The SS deported tens of thousands of men from all parts of German-occupied Europe to Buchenwald. Many of them had been arrested for resisting German occupation. At this point, German prisoners were only a minority in the camp. The SS also brought thousands of Jewish prisoners as well as Sinti and Roma from Auschwitz Concentration and Extermination Camp to Buchenwald in order to exploit them in forced labor before they were murdered as intended. For the first time, the work capacity of thousands of women was also exploited in the armaments industry in satellite camps of Buchenwald.

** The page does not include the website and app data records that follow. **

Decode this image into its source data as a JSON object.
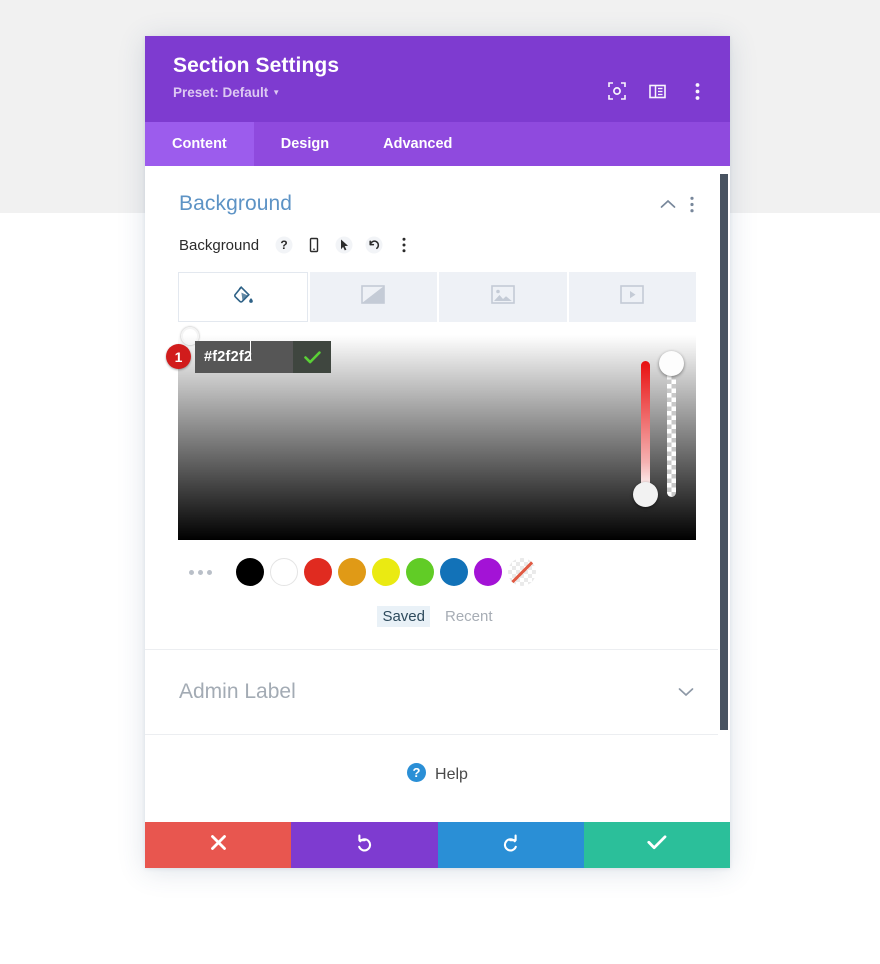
{
  "page": {
    "band_top_color": "#f1f1f1",
    "band_bottom_color": "#ffffff"
  },
  "modal": {
    "header": {
      "title": "Section Settings",
      "preset_label": "Preset: Default",
      "bg_color": "#7e3bd0",
      "icons": [
        {
          "name": "focus-expand-icon"
        },
        {
          "name": "layout-panel-icon"
        },
        {
          "name": "more-vertical-icon"
        }
      ]
    },
    "tabs": [
      {
        "label": "Content",
        "active": true
      },
      {
        "label": "Design",
        "active": false
      },
      {
        "label": "Advanced",
        "active": false
      }
    ],
    "tab_bar_color": "#8f4ade",
    "tab_active_color": "#9c5ced"
  },
  "background_section": {
    "title": "Background",
    "title_color": "#5d93c5",
    "collapse_icon": "chevron-up-icon",
    "more_icon": "more-vertical-icon",
    "field": {
      "label": "Background",
      "icons": [
        {
          "name": "help-question-icon"
        },
        {
          "name": "responsive-mobile-icon"
        },
        {
          "name": "hover-cursor-icon"
        },
        {
          "name": "reset-undo-icon"
        },
        {
          "name": "more-vertical-icon"
        }
      ]
    },
    "bg_types": [
      {
        "name": "background-color-tab",
        "icon": "paint-bucket-icon",
        "active": true
      },
      {
        "name": "background-gradient-tab",
        "icon": "gradient-icon",
        "active": false
      },
      {
        "name": "background-image-tab",
        "icon": "image-icon",
        "active": false
      },
      {
        "name": "background-video-tab",
        "icon": "video-icon",
        "active": false
      }
    ],
    "color_picker": {
      "hex_value": "#f2f2f2",
      "hex_placeholder": "#ffffff",
      "confirm_icon": "checkmark-icon",
      "confirm_color": "#5ad136",
      "step_badge": "1",
      "step_badge_color": "#d11c1c",
      "hue_slider_name": "hue-slider",
      "alpha_slider_name": "alpha-slider"
    },
    "swatches": [
      {
        "name": "swatch-more",
        "color": null
      },
      {
        "name": "swatch-black",
        "color": "#000000"
      },
      {
        "name": "swatch-white",
        "color": "#ffffff"
      },
      {
        "name": "swatch-red",
        "color": "#e02b20"
      },
      {
        "name": "swatch-orange",
        "color": "#e09a16"
      },
      {
        "name": "swatch-yellow",
        "color": "#eaea12"
      },
      {
        "name": "swatch-green",
        "color": "#61cc26"
      },
      {
        "name": "swatch-blue",
        "color": "#1272b8"
      },
      {
        "name": "swatch-purple",
        "color": "#a313d6"
      },
      {
        "name": "swatch-transparent",
        "color": "transparent"
      }
    ],
    "palette_tabs": [
      {
        "label": "Saved",
        "active": true
      },
      {
        "label": "Recent",
        "active": false
      }
    ]
  },
  "admin_label_section": {
    "title": "Admin Label",
    "expand_icon": "chevron-down-icon"
  },
  "help": {
    "label": "Help",
    "icon": "help-question-circle-icon",
    "icon_color": "#2a8fd6"
  },
  "footer": {
    "buttons": [
      {
        "name": "cancel-button",
        "icon": "close-x-icon",
        "color": "#e8564f"
      },
      {
        "name": "undo-button",
        "icon": "undo-arrow-icon",
        "color": "#7e3bd0"
      },
      {
        "name": "redo-button",
        "icon": "redo-arrow-icon",
        "color": "#2a8fd6"
      },
      {
        "name": "save-button",
        "icon": "checkmark-icon",
        "color": "#2bbf9a"
      }
    ]
  },
  "scrollbar": {
    "name": "modal-scrollbar",
    "thumb_color": "#485361"
  }
}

After the arrival of transports from the cleared camps of Auschwitz and Gross-Rosen, the number of prisoners in Buchenwald and its satellite camps grew to over 100,000. At the end of February 1945, Buchenwald was the largest concentration camp still in existence.
On 11 April 1945, 21,000 prisoners experienced the arrival of the US Army and the liberation in the main camp on the Ettersberg. Among them were over 900 children and adolescents. Shortly before, the SS had driven tens of thousands of prisoners on death marches. Thousands of them died along the way.
Between 1937 and 1945, almost 280,000 people aged between 2 and 86 years were deported to the Buchenwald Concentration Camp and its satellite camps. Around 56,000 men, women, youth and children did not survive.
From the summer of 1945 to 1950, the Soviet occupation authorities used the camp site on the Ettersberg as an internment camp. About 28,500 men and women were interned in Soviet Special Camp No. 2. Over 7,000 of them died, mainly as a result of starvation and disease.
In 1958 the “Nationale Mahn- und Gedenkstätte Buchenwald” was inaugurated. As a national monument of the GDR, commemoration was subject to a rigid, state-controlled view of history. After the German reunification, the content and appearance of the memorial were redesigned. Today the Buchenwald Memorial is an international place of remembrance and education.